So far I’m very happy with the Eizo, but it has one problem: It would not stay in display sleep (power saving) mode when driving it via the Mini DisplayPort output of my 27″ iMac (Mid 2010). I have it connected via an Apple Mini DisplayPort to DVI adapter. As soon as the iMac sleeps its internal display, the external Eizo would wait for its 15 second signal timeout and then enter sleep mode with backlight off for about a second, then turn the backlight on again and wait for another 15 second signal timeout, enter sleep for 1 second, and so on. This is obviously not very power saving (and probably terrible for the back-light).

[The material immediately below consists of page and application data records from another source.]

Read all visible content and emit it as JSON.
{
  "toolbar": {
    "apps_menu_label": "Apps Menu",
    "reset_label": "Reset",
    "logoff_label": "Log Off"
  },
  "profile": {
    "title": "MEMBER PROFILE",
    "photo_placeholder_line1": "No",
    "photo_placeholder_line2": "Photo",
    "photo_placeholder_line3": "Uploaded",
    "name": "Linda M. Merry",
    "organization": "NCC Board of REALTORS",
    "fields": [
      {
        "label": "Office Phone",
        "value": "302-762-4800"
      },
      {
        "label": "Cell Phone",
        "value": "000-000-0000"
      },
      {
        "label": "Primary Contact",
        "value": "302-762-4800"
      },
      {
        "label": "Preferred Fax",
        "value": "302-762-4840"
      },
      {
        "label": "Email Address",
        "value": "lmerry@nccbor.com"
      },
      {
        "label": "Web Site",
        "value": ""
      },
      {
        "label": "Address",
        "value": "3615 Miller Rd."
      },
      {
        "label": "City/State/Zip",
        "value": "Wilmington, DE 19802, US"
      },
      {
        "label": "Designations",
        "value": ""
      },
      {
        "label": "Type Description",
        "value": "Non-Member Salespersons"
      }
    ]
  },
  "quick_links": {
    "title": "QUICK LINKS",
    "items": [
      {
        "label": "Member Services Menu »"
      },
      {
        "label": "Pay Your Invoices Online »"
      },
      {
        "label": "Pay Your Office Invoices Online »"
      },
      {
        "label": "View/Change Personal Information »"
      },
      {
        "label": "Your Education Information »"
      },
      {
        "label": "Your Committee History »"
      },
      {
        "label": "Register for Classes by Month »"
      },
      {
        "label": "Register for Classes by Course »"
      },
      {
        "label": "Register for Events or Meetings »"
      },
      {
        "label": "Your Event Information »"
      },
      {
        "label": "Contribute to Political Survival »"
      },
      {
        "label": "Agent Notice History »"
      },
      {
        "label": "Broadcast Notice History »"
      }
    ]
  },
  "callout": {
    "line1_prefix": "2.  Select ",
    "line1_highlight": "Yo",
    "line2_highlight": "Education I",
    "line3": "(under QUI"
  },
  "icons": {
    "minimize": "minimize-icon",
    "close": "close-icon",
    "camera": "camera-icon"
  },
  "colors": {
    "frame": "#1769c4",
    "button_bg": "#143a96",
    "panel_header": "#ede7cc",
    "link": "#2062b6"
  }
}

It turns out the manual (Page 37) is actually helpful in this case: You can fix this by changing “the exiting method from the power saving mode” via a the following button presses:

  1. Press the POWER button to turn the monitor OFF.
  2. Press the VOL– on the monitor for 5 seconds or more (which then turns on with the setting changed).

I have no idea what this setting actually changes, but the Foris now stays in sleep mode when it should! You can verify whether the setting is active by checking for a “*” suffix in the menu title of “Information” in the Setting menu. Repeat the same procedure above to change the setting back.

There is a second, similarly hidden setting for changing the authentication method for HDMI (which also doesn’t give any information about what it actually changes). The way to set this option is similar to the above, but instead of VOL– use the SIGNAL button; see Page 31 of the manual.